are political agreements (technically blockades) that limit a country's exportation or importation of goods. Similarly, countries place
on certain goods to limit the amount of that good that can be imported. Examples of these used in the US are the Nonimportation Act (1806) and the Embargo Act of 1807. These acts were made by Congress during the Napoleonic Era, in which France (under rule of Napoleon's Continental System) and Britain were very trade-restrictive at the time. The US Government put these trade barriers in place in response to the barriers of Britain and France.
Costs 1: This Means War!
All trade barriers, when put in place, can cause "trade wars". In trade wars, when one country administers a barrier, the other country involved retaliates, and so on and so forth. Trade wars can become ridiculously out of control, and possibly cause the downfall of an economy . An example of a minor trade war involving the US is the Smoot-Hawley tariff act of 1930, made directly before the Great Depression. After the US inputted this tariff, Canada and Great Britain responded with tariffs of their own. Some allude to the fact that this Act may have contributed to the Great Depression, but many claim this a falsity.

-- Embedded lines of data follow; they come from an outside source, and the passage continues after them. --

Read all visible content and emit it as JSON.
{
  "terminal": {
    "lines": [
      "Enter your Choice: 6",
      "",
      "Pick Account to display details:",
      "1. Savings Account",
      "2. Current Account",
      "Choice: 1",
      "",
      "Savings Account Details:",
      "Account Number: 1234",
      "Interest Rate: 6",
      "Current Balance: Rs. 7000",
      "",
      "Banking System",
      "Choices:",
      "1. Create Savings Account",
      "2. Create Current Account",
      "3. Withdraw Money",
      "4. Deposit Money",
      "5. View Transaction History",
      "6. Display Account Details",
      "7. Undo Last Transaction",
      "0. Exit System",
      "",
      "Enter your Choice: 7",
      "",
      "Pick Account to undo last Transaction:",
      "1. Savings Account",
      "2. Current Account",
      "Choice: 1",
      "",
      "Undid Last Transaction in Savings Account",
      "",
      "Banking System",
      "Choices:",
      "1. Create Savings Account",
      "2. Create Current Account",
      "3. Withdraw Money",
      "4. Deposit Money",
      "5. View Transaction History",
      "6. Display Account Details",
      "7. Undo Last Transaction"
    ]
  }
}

Costs 2: Surpluses and Infant Economies
Trade barriers, more specifically, limitations on imports, can lead to overproduction of goods. Especially in the case of agricultural enterprise, surpluses of goods can cause a major slow-down in the efficiency of an economy, and businesses can fall. In addition, these types of barriers (or any type) especially hurt underdeveloped and poor countries. If a country developing its economy is hampered by other countries' trade barriers, it makes it even harder to establish a stable economy and trade system.
Costs 3: Whiplash!
When a country administers a trade barrier that is meant to protect their own businesses, sometimes the barrier can backfire. Limitations on imports do protect domestic industry, but it also reduces consumer choice. In many cases, businesses take advantage of the trade barriers and make cheap goods. Because the consumers have no other choice but to buy the more available domestic goods, they are forced to buy low quality goods.
There are many costs of trade barriers, and while they are meant to aid a country's economy, oftentimes they end up hurting it. By decreasing the efficiency of an economy, creating unwanted surpluses, causing trade wars, backfiring, and much more, trade barriers aren't always a positive government interference.
Benefits 1: Shielding
Trade barriers are most commonly used to protect local industry. They are highly beneficial to underdeveloped countries, when
places limitations or tariffs on
imports, and the domestic industries use it wisely, because it gives the economy a chance to become self-sufficient and competitive in itself. The government is "shielding" its own businesses from powerful foreign industry. Young economies can benefit greatly from wisely placed trade barriers.
Benefits 2: Protectionism
Trade barriers, while used as shields for domestic industry, can be used to protect consumers as well. If a foreign country produces and exports goods that are unhealthy or of bad quality, the countries that import those goods can establish a trade barrier to protect their populace. For example, if Brazil exports tainted meat to the US, the US may put a trade barrier in place because of the health threat of that good. Goods may also be threatening to a country's religion or customs as well: for example, during a mutiny within a British-ruled Indian colony, the British started producing cartridges made of animal fat so that the Indians could not use the gun cartridges; it was against their religion to "eat" (bite) the kind of meat the cartridges were made with. In this type of instance, the Indians may place a barrier on this good to protect their religious interests.
The benefits of trade barriers are similarly inter-related: all in all, they are meant to protect either a country's businesses or their consumers. They are often helpful in developing stability and strength in economies, or protecting citizens from unwanted or low quality goods.